◆ WHAT THE TASK ASKS ◆
In the listing that follows, how many lines hold the string "arrow"? Answer with the number only.

(Beginning of RECORD SET)

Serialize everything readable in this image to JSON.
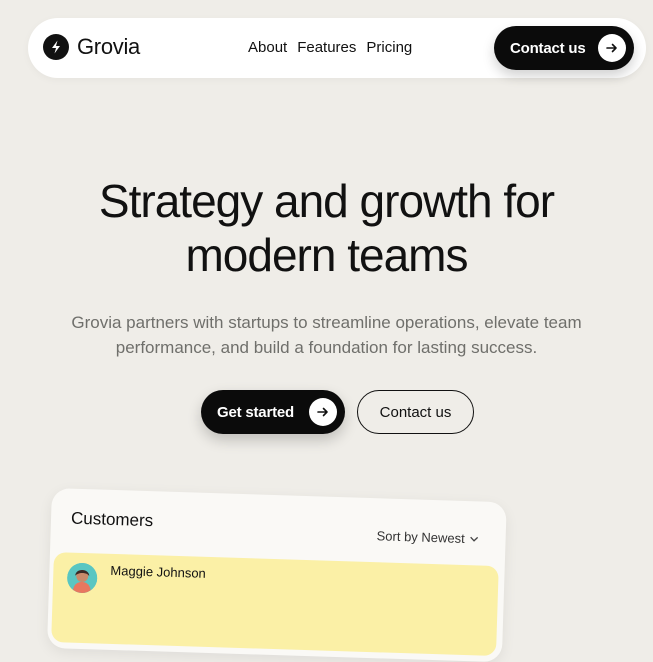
{
  "brand": {
    "name": "Grovia",
    "logo_icon": "bolt-icon"
  },
  "nav": {
    "links": [
      "About",
      "Features",
      "Pricing"
    ],
    "cta_label": "Contact us",
    "cta_icon": "arrow-right-icon"
  },
  "hero": {
    "title_line1": "Strategy and growth for",
    "title_line2": "modern teams",
    "subtitle": "Grovia partners with startups to streamline operations, elevate team performance, and build a foundation for lasting success.",
    "primary_label": "Get started",
    "primary_icon": "arrow-right-icon",
    "secondary_label": "Contact us"
  },
  "customers_card": {
    "title": "Customers",
    "sort_label": "Sort by Newest",
    "sort_icon": "chevron-down-icon",
    "rows": [
      {
        "name": "Maggie Johnson",
        "highlight_color": "#fbf0a6"
      }
    ]
  },
  "colors": {
    "background": "#efede8",
    "primary": "#0b0b0b",
    "muted_text": "#6f6f6b",
    "highlight": "#fbf0a6"
  }
}
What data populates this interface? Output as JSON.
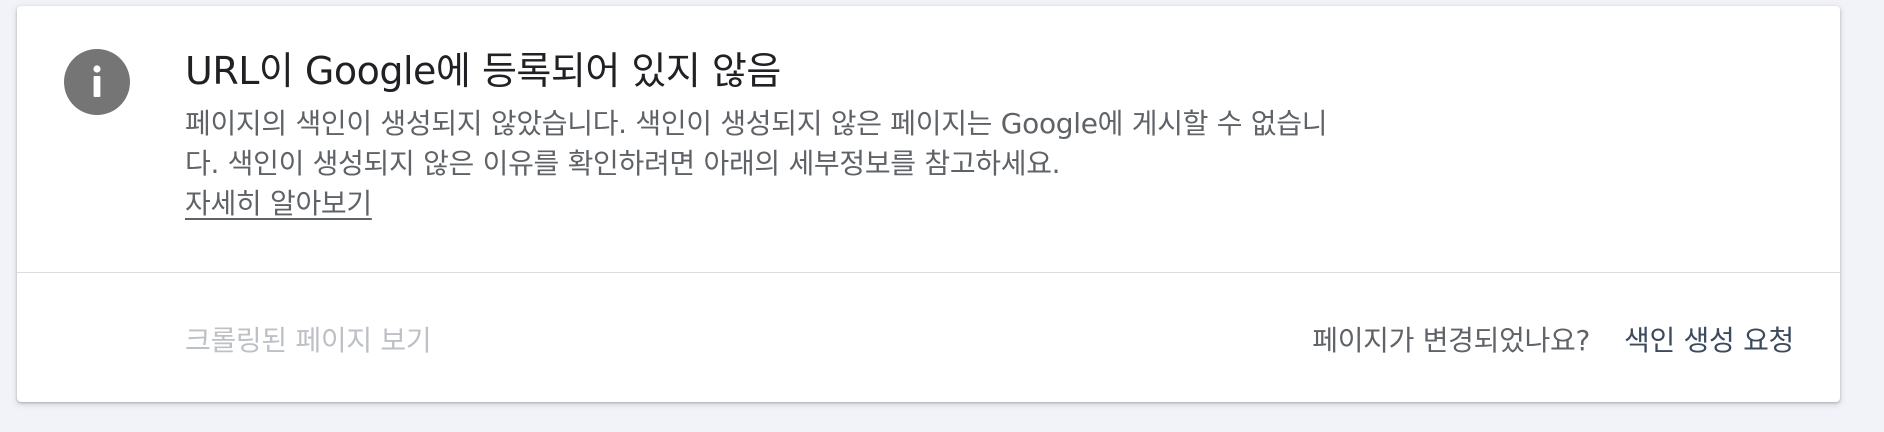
{
  "status_card": {
    "icon": "info-icon",
    "title": "URL이 Google에 등록되어 있지 않음",
    "description": "페이지의 색인이 생성되지 않았습니다. 색인이 생성되지 않은 페이지는 Google에 게시할 수 없습니다. 색인이 생성되지 않은 이유를 확인하려면 아래의 세부정보를 참고하세요.",
    "learn_more": "자세히 알아보기"
  },
  "footer": {
    "view_crawled_page": "크롤링된 페이지 보기",
    "page_changed_question": "페이지가 변경되었나요?",
    "request_indexing": "색인 생성 요청"
  },
  "colors": {
    "background": "#f1f3f8",
    "card": "#ffffff",
    "icon": "#757575",
    "title": "#202124",
    "body_text": "#5f6368",
    "disabled_text": "#bdc1c6",
    "action_text": "#3c4a5d"
  }
}
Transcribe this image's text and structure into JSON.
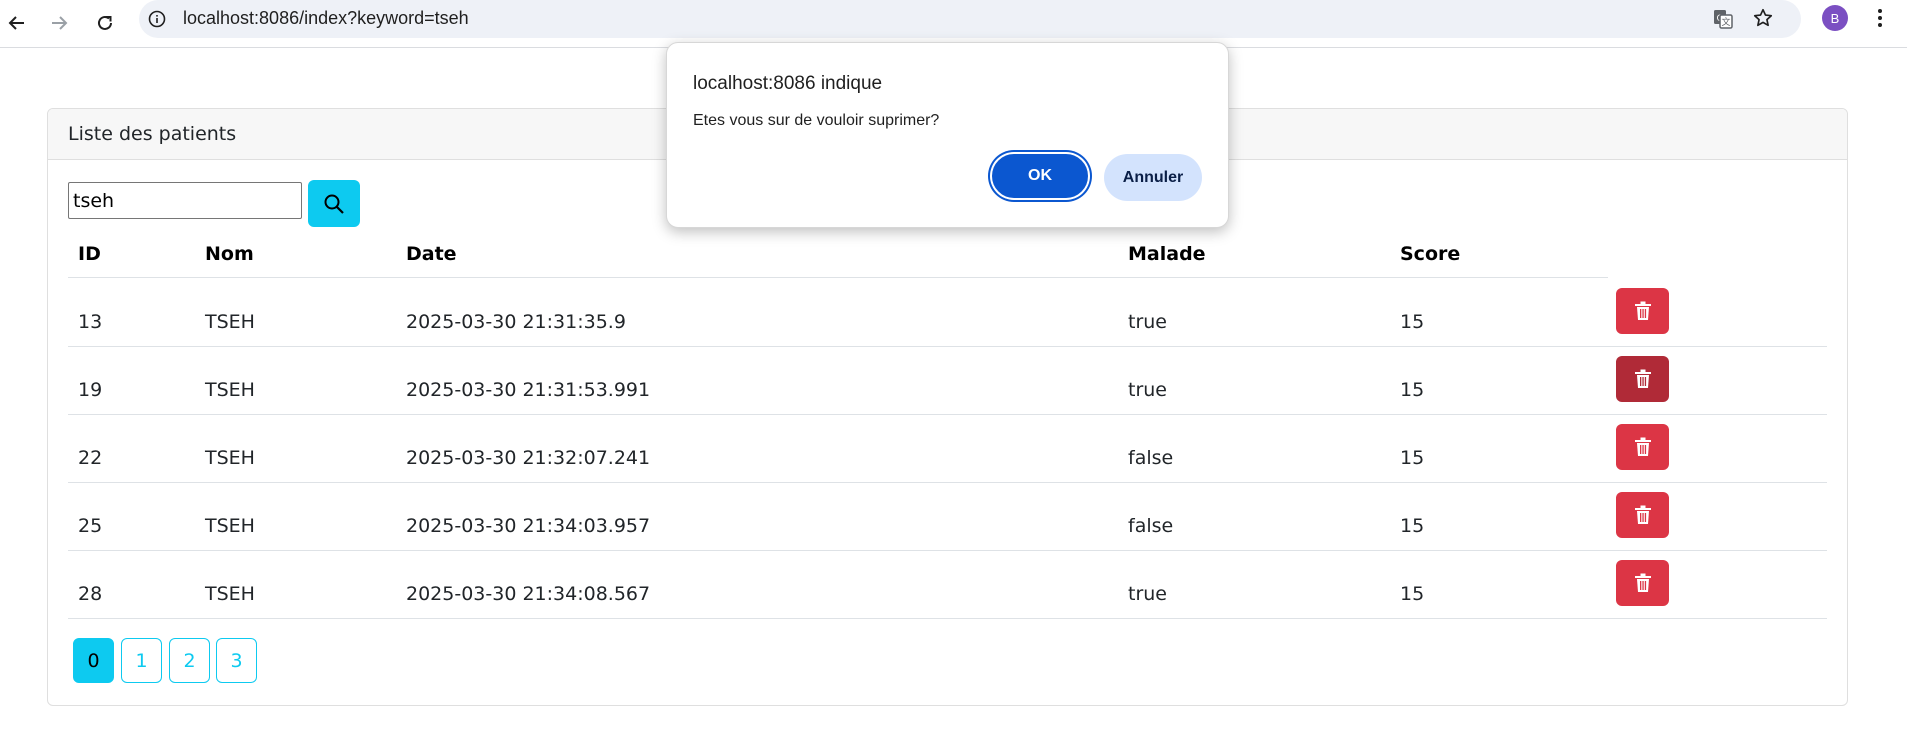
{
  "browser": {
    "url": "localhost:8086/index?keyword=tseh",
    "profile_initial": "B"
  },
  "card": {
    "title": "Liste des patients",
    "search_value": "tseh"
  },
  "table": {
    "headers": [
      "ID",
      "Nom",
      "Date",
      "Malade",
      "Score"
    ],
    "rows": [
      {
        "id": "13",
        "nom": "TSEH",
        "date": "2025-03-30 21:31:35.9",
        "malade": "true",
        "score": "15"
      },
      {
        "id": "19",
        "nom": "TSEH",
        "date": "2025-03-30 21:31:53.991",
        "malade": "true",
        "score": "15"
      },
      {
        "id": "22",
        "nom": "TSEH",
        "date": "2025-03-30 21:32:07.241",
        "malade": "false",
        "score": "15"
      },
      {
        "id": "25",
        "nom": "TSEH",
        "date": "2025-03-30 21:34:03.957",
        "malade": "false",
        "score": "15"
      },
      {
        "id": "28",
        "nom": "TSEH",
        "date": "2025-03-30 21:34:08.567",
        "malade": "true",
        "score": "15"
      }
    ]
  },
  "pagination": {
    "pages": [
      "0",
      "1",
      "2",
      "3"
    ],
    "active": "0"
  },
  "dialog": {
    "title": "localhost:8086 indique",
    "message": "Etes vous sur de vouloir suprimer?",
    "ok_label": "OK",
    "cancel_label": "Annuler"
  },
  "colors": {
    "info": "#0dcaf0",
    "danger": "#dc3545",
    "danger_hover": "#b02a37",
    "dialog_primary": "#0b57d0",
    "dialog_secondary": "#d3e3fd"
  },
  "icons": [
    "back-arrow-icon",
    "forward-arrow-icon",
    "reload-icon",
    "site-info-icon",
    "translate-icon",
    "star-icon",
    "more-vert-icon",
    "search-icon",
    "trash-icon"
  ]
}
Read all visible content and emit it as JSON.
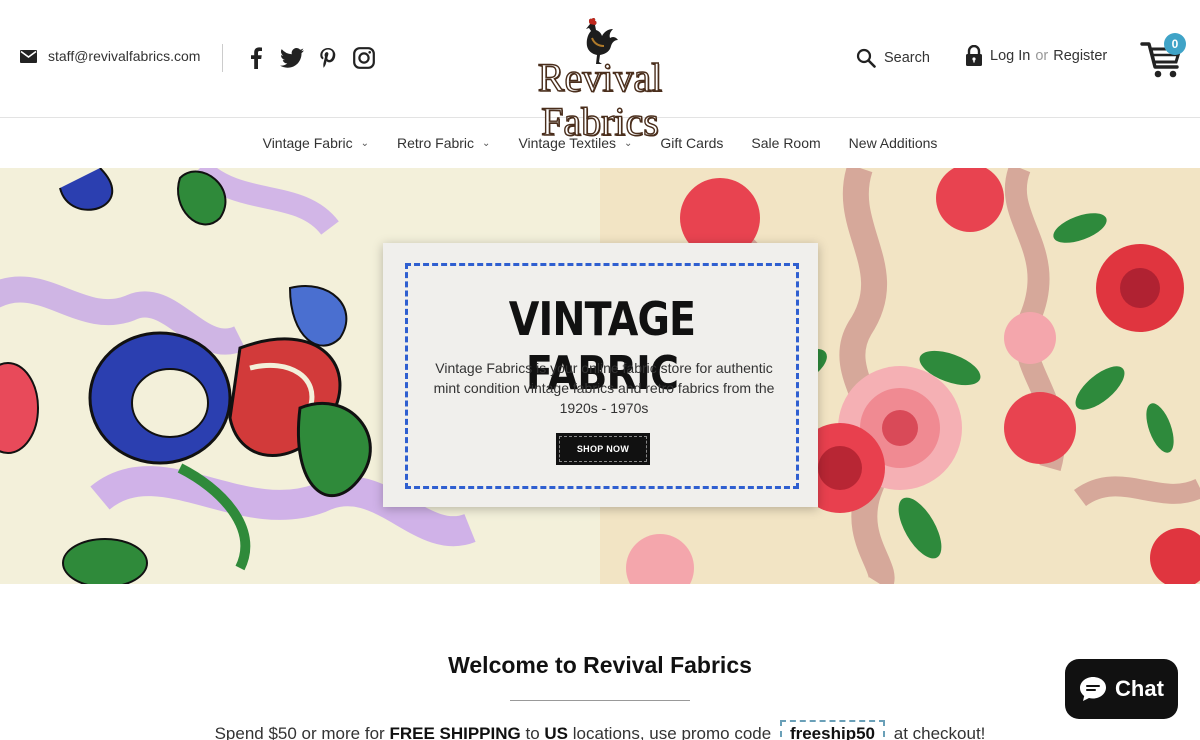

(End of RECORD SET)

◆ YOUR SOLUTION ◆
4